Doing so obviously cost Mahmud a good deal of face. Muhammad Ali’s personal ambition, and his contempt for the empire he officially served, were the worst-kept secret in the Near East. But when the Sultan commanded, the self-declared Khedive could either obey or rebel, and he was not yet prepared to rebel. Not out of fear (even at this stage he would almost certainly have won), but due to his own self-image and the nature of his ambition. He did not wish to be seen as a bandit taking advantage of the empire’s weakness. When he made his move, it would be to restore order in Dar al-Islam, not to undermine it.

With Tusun Pasha[3] preoccupied with a rebellion in the Hejaz, the younger son Ibrahim was given his chance. Even as much of the Turkish navy was burning in the Golden Horn, destroyed by the British adventurer Lord Byron, the Egyptian fleet was preparing to embark for the Levant to offer logistical support to Ibrahim’s army.

Northeast of Aleppo on July 10, 1822, under a blazing sun, Ibrahim’s army met Abbas Mirza’s and defeated it, although casualties were heavy on both sides. He pursued the Persians east, but was forced to turn south and meet Dowlatshah’s army coming up the Euphrates. He defeated this army at ar-Raqqah — but again, the battle was costly and the enemy was able to retreat…

The great irony is that, although the Persians’ primary casus belli in 1821 was the granting of shelter to Azeri rebels by the Ottoman Empire, a secondary cause was the inability of Dawud Pasha to protect the Shi’a under his dominion from attacks by the radical Wahhabis attacking out of the Nejd. With Ottomans and Persians alike busy to the north, the Shi’a in the delta of the Tigris and Euphrates had no defense at all. In the worst of the resulting attacks, virtually the entire Shi’a population of the city of Zubayr was massacred during Ramadan. On hearing this, Ibrahim is reported to have said, "Now I know who to deal with next."

Kemal Demirci, The Cardboard Lion: The Last Years of the Ottoman Empire

[1] IOTL, this battle happened at Erzerum, but it went pretty much the same way.
[2] IOTL, the siege of Baghdad was brought to a halt by an outbreak of cholera, and Dawud Pasha got to live somewhat longer.
[3] IOTL he died in 1816. Here he is governing the Hejaz, officially on behalf of the Sublime Porte but really on behalf of Dad.
Some Operas
Before the next big update, which I don't want to be on the bottom of the page, let's have some foreshadowing: the Operas of J.F.F. Green.
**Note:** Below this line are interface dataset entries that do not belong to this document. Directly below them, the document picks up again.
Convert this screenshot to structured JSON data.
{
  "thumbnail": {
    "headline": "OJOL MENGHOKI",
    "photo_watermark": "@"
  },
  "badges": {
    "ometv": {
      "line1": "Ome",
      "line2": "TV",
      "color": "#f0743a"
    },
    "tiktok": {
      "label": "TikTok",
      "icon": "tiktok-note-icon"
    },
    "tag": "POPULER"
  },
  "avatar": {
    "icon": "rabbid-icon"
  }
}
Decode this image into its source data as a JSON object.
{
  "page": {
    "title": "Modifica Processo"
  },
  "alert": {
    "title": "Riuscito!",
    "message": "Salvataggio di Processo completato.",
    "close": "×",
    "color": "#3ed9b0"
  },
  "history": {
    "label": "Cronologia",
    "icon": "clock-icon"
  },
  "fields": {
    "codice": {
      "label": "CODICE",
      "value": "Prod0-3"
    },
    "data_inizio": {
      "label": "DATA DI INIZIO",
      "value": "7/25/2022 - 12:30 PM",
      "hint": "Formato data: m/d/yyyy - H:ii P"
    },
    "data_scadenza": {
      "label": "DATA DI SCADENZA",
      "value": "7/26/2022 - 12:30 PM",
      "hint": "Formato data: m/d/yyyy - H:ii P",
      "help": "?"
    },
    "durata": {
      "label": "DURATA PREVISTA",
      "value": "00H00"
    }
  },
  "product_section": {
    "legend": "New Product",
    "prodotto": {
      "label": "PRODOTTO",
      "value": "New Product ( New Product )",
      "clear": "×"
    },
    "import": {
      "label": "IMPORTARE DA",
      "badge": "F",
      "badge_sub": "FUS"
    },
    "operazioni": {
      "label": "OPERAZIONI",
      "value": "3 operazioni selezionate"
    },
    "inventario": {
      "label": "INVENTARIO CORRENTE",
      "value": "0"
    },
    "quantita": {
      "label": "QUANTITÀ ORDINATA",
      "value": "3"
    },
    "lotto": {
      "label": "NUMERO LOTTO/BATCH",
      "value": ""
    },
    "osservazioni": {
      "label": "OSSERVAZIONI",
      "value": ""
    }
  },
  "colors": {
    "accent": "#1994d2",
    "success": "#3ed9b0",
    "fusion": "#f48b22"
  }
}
Compared to OTL's Verdi, "Jeff" Green composed more symphonies, concertos and various other instrumental pieces and fewer operas. But the fourteen operas he did compose are considered among the best in the world, and certainly the best operas ever written in English.

So, without further ado…

Green operas.png


...Poe is a librettist, now? One hopes one of those operas is an adaptation of Arthur Gordon Pym... :D

(Or, hell, something like his Politian!)

Shame that Victor Hugo probably doesn't write Le roi s'amuse ITTL; otherwise, we'd probably still get some form of Rigoletto from "Green".